Photo by Matt Stensland
John Gillette, a dancer with From the Top, formerly Motion Underground, pumps up a crowd of Steamboat Springs Middle School students during a dance demonstration and workshop Friday. Steamboat Dance Theatre sponsored the school outreach program as well as a free community workshop at noon at Bud Werner Memorial Library.
Friday, September 30, 2011
- Saturday, October 1, 2011, noon to 1 p.m.
- Bud Werner Memorial Library, 1289 Lincoln Ave., Steamboat Springs
Steamboat Springs There were more than 100 sixth-graders packed into the Steamboat Springs Middle School gymnasium Friday afternoon, but as they danced, the only thing they had in common were their smiles.
They each moved in their own way through the hip-hop dance they were learning, some flailing their arms and others standing confused by the fancy footwork.
By the end of the 45-minute workshop with Denver dance troupe From the Top, not everyone had mastered the combination, but that wasn’t really the point.
“Dancing is a like a fingerprint,” From the Top dancer John Gillette said. “Everyone has a fingerprint, but no two are the same.”
Along with his six fellow dancers, Gillette stood before the sixth-graders with his flat-brim hat cocked to the side and a microphone in his hands, energetically directing the crowd of giggling preteens along to the synth-pop sound of a Chris Brown song.
Gillette said he sometimes has a hard time watching the children dance for fear he’ll get emotional in front of them.
“They inspire us more than we inspire them,” he said about leading dance workshops for students.
“We love it. It’s absolutely so good for the soul.”
From the Top, formerly known as Motion Underground, traveled to Steamboat this weekend as part of a school and community outreach effort by local nonprofit Steamboat Dance Theatre.
Tiana Buschmann, Steamboat Dance Theatre’s vice-president and former Motion Underground dancer, said the recent Annual Concert performances have raised enough money to restart the School Outreach Program, which she said fell by the wayside about a decade ago.

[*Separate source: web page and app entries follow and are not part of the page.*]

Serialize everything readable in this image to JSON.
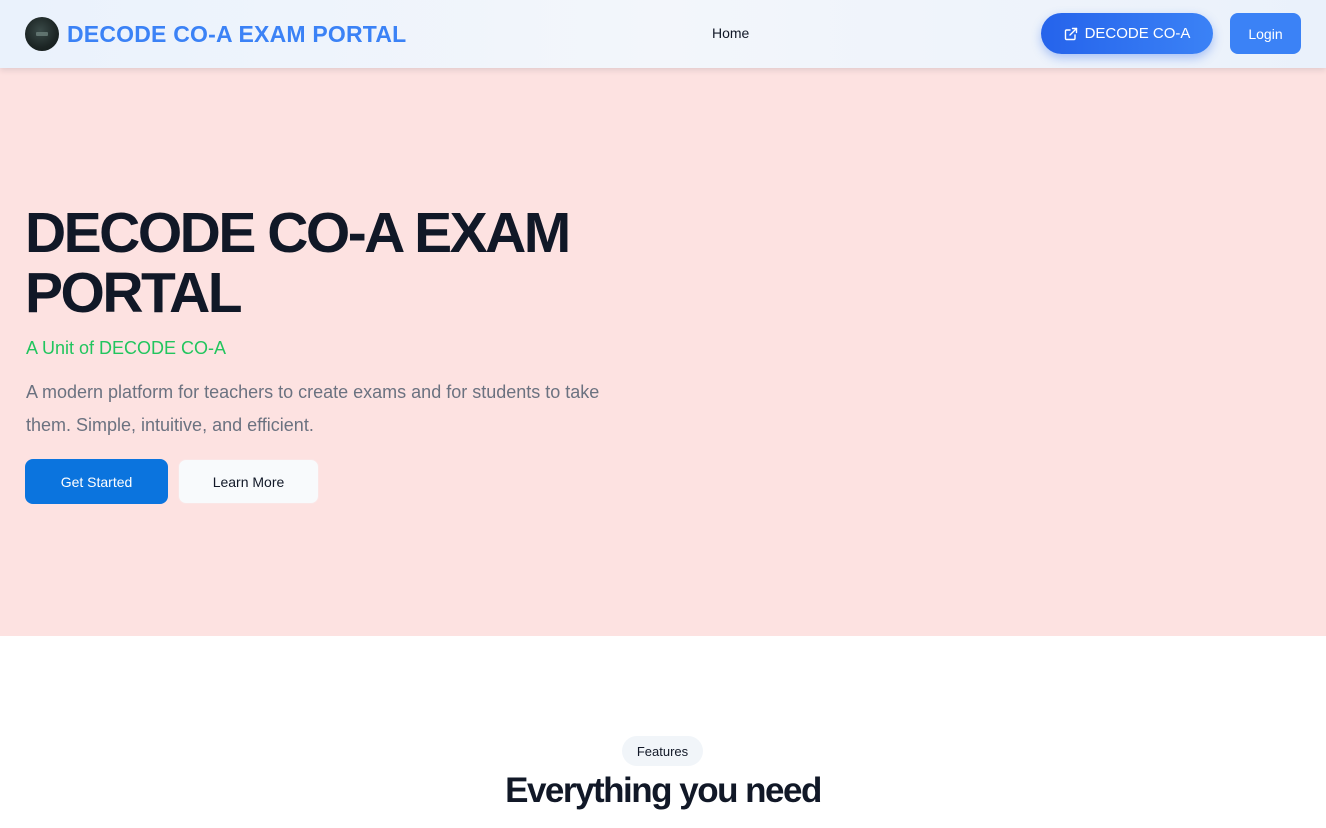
{
  "navbar": {
    "brand_title": "DECODE CO-A EXAM PORTAL",
    "brand_logo_icon": "circular-logo-icon",
    "home_link": "Home",
    "external_button_label": "DECODE CO-A",
    "external_button_icon": "external-link-icon",
    "login_button_label": "Login"
  },
  "hero": {
    "title": "DECODE CO-A EXAM PORTAL",
    "subtitle": "A Unit of DECODE CO-A",
    "description": "A modern platform for teachers to create exams and for students to take them. Simple, intuitive, and efficient.",
    "primary_button_label": "Get Started",
    "secondary_button_label": "Learn More"
  },
  "features": {
    "badge": "Features",
    "title": "Everything you need"
  },
  "colors": {
    "brand_blue": "#3b82f6",
    "hero_background": "#fde2e1",
    "subtitle_green": "#22c55e",
    "primary_button": "#0b74de"
  }
}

On Friday, From the Top led programs with middle and high school students and will offer a free community workshop at noon Saturday at Library Hall at Bud Werner Memorial Library.
“It’s a positive experience for the youth to learn about dance, culture and music,” Buschmann said. “No matter what you do, you will always be exposed to dance — at weddings, bar mitzvahs and fitness classes. It’s just a part of our culture.”
Hip-hop gets a lot of attention in mainstream media, which portrays a glitzy and glamorous urban cultural movement. But the seven dancers of From the Top, in their T-shirts, jeans and sneakers, wanted to bring a more positive image of hip-hop to Steamboat students.
Dancer Asad Clinton said hip-hop brings a message of individuality and empowerment.
“You can always relate it back to yourself,” Clinton said.
Even after the workshop, the students each had their own take on what had just transpired, and every one of them was out of breath.
“I liked how they were like pros, and they taught it to us like it was easy,” student Amanda Walker said.
The hip-hop theme also provided a level of accessibility for many of the sixth-grade boys, who were putting their all into the dance right alongside the girls.
“Hip-hop is actually really nice,” student Tristen Opper said. “I loved the dance class. And I’m not really a dance type of guy.”
One of his classmates, Ashley Spiegel, has taken dance classes before but said she enjoyed being in the gym with all of her friends.
“It was really fun,” Ashley said, “because we all did it together.”
To reach Nicole Inglis call 970-871-4204 or email ninglis@SteamboatToday.com.